12th October 2010
TO: ALL BRANCHES, REGIONAL ORGANISERS, REGIONAL COUNCILS, & COUNCIL OF EXECUTIVES.
Inflation Rates Circular
The September rates of RPI and CPI were published by the Office for National Statistics on the 12th October 2010. The September 2010 retail prices index rate is 4.6%. This is down from 4.7% in August. The Government’s preferred measure of inflation, CPI, is at 3.1%, with no change from August. The next publication date is the 16th November 2010.
The largest downward pressures to the change came from a variety of transport costs:
· air transport where fares fell by 27.8 per cent this year compared with a fall of 23.8 per cent a year ago.
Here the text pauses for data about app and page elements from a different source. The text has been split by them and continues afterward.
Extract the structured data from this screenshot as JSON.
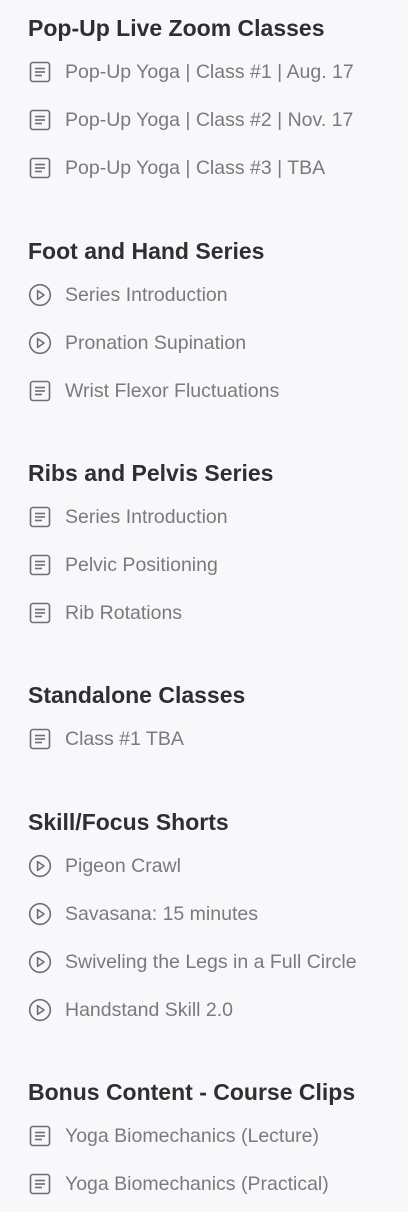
{
  "sections": [
    {
      "title": "Pop-Up Live Zoom Classes",
      "items": [
        {
          "label": "Pop-Up Yoga | Class #1 | Aug. 17",
          "icon": "document-icon"
        },
        {
          "label": "Pop-Up Yoga | Class #2 | Nov. 17",
          "icon": "document-icon"
        },
        {
          "label": "Pop-Up Yoga | Class #3 | TBA",
          "icon": "document-icon"
        }
      ]
    },
    {
      "title": "Foot and Hand Series",
      "items": [
        {
          "label": "Series Introduction",
          "icon": "play-icon"
        },
        {
          "label": "Pronation Supination",
          "icon": "play-icon"
        },
        {
          "label": "Wrist Flexor Fluctuations",
          "icon": "document-icon"
        }
      ]
    },
    {
      "title": "Ribs and Pelvis Series",
      "items": [
        {
          "label": "Series Introduction",
          "icon": "document-icon"
        },
        {
          "label": "Pelvic Positioning",
          "icon": "document-icon"
        },
        {
          "label": "Rib Rotations",
          "icon": "document-icon"
        }
      ]
    },
    {
      "title": "Standalone Classes",
      "items": [
        {
          "label": "Class #1 TBA",
          "icon": "document-icon"
        }
      ]
    },
    {
      "title": "Skill/Focus Shorts",
      "items": [
        {
          "label": "Pigeon Crawl",
          "icon": "play-icon"
        },
        {
          "label": "Savasana: 15 minutes",
          "icon": "play-icon"
        },
        {
          "label": "Swiveling the Legs in a Full Circle",
          "icon": "play-icon"
        },
        {
          "label": "Handstand Skill 2.0",
          "icon": "play-icon"
        }
      ]
    },
    {
      "title": "Bonus Content - Course Clips",
      "items": [
        {
          "label": "Yoga Biomechanics (Lecture)",
          "icon": "document-icon"
        },
        {
          "label": "Yoga Biomechanics (Practical)",
          "icon": "document-icon"
        }
      ]
    }
  ],
  "colors": {
    "background": "#f8f8fb",
    "heading": "#2f2f31",
    "item_text": "#7a7a7c",
    "icon": "#6f6f72"
  }
}
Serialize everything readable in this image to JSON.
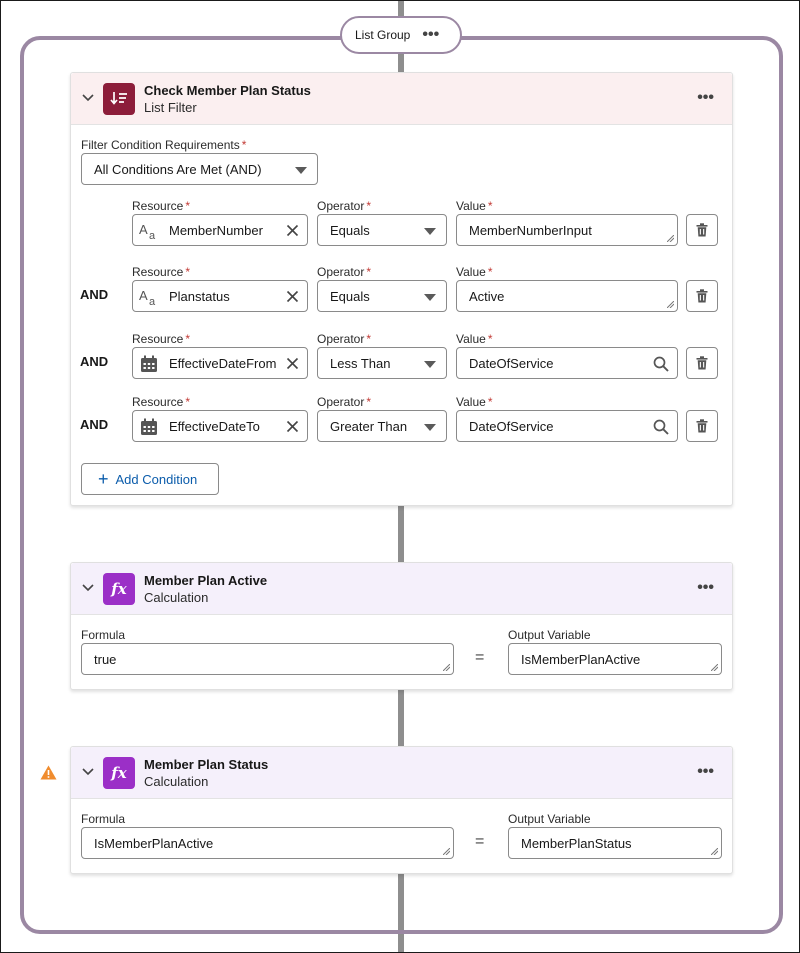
{
  "list_group": {
    "label": "List Group",
    "menu": "•••"
  },
  "filter_card": {
    "title": "Check Member Plan Status",
    "subtitle": "List Filter",
    "menu": "•••",
    "requirements_label": "Filter Condition Requirements",
    "requirements_value": "All Conditions Are Met (AND)",
    "labels": {
      "resource": "Resource",
      "operator": "Operator",
      "value": "Value",
      "required": "*"
    },
    "conditions": [
      {
        "connector": "",
        "resource": "MemberNumber",
        "resource_icon": "text-type-icon",
        "operator": "Equals",
        "value": "MemberNumberInput"
      },
      {
        "connector": "AND",
        "resource": "Planstatus",
        "resource_icon": "text-type-icon",
        "operator": "Equals",
        "value": "Active"
      },
      {
        "connector": "AND",
        "resource": "EffectiveDateFrom",
        "resource_icon": "calendar-icon",
        "operator": "Less Than",
        "value": "DateOfService"
      },
      {
        "connector": "AND",
        "resource": "EffectiveDateTo",
        "resource_icon": "calendar-icon",
        "operator": "Greater Than",
        "value": "DateOfService"
      }
    ],
    "add_condition_label": "Add Condition"
  },
  "calc_cards": [
    {
      "title": "Member Plan Active",
      "subtitle": "Calculation",
      "menu": "•••",
      "formula_label": "Formula",
      "formula_value": "true",
      "equals": "=",
      "output_label": "Output Variable",
      "output_value": "IsMemberPlanActive",
      "warning": false
    },
    {
      "title": "Member Plan Status",
      "subtitle": "Calculation",
      "menu": "•••",
      "formula_label": "Formula",
      "formula_value": "IsMemberPlanActive",
      "equals": "=",
      "output_label": "Output Variable",
      "output_value": "MemberPlanStatus",
      "warning": true
    }
  ],
  "colors": {
    "group_border": "#9b88a3",
    "filter_header": "#fbeff0",
    "filter_tile": "#8c1d3a",
    "calc_header": "#f5f0fb",
    "calc_tile": "#9b2fc7",
    "link": "#0b5cab",
    "required": "#c23934",
    "warning": "#f08c2e"
  }
}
The largest downward effects came from long haul and, to a lesser extent, European routes
· fuels and lubricants where prices, overall, fell by 0.8 per cent between August and September this year but rose by 2.3 per cent a year ago, principally reflecting a fall of 1.1 pence per litre in petrol prices this year compared with a rise of 2.4 pence per litre a year ago
· falling second-hand car prices between August and September this year compared with price rises a year ago - there were reports of stock shortages leading to higher prices for second-hand cars during 2009
The largest upward pressures to the change in CPI inflation came from:
· clothing and footwear where prices overall rose by 6.4 per cent this year, a record rise for the August to September period. The largest upward effect came from women’s outerwear where prices rose sharply this year with the 2010 autumn season
· food where the largest upward effects came from meat and fruit. Meat prices rose by 0.3 per cent between August and September this year but fell by 1.2 per cent a year ago. The fall last year was a record for an August to September period. Fruit prices overall fell between August and September this year but by less than a year ago
As you can see the price of daily necessities such as food and clothing continue to rise at an alarming rate.
In pay submissions the RMT will continue to emphasise that your financial commitments have increased at a much greater rate than inflation and your living standards have suffered as a result.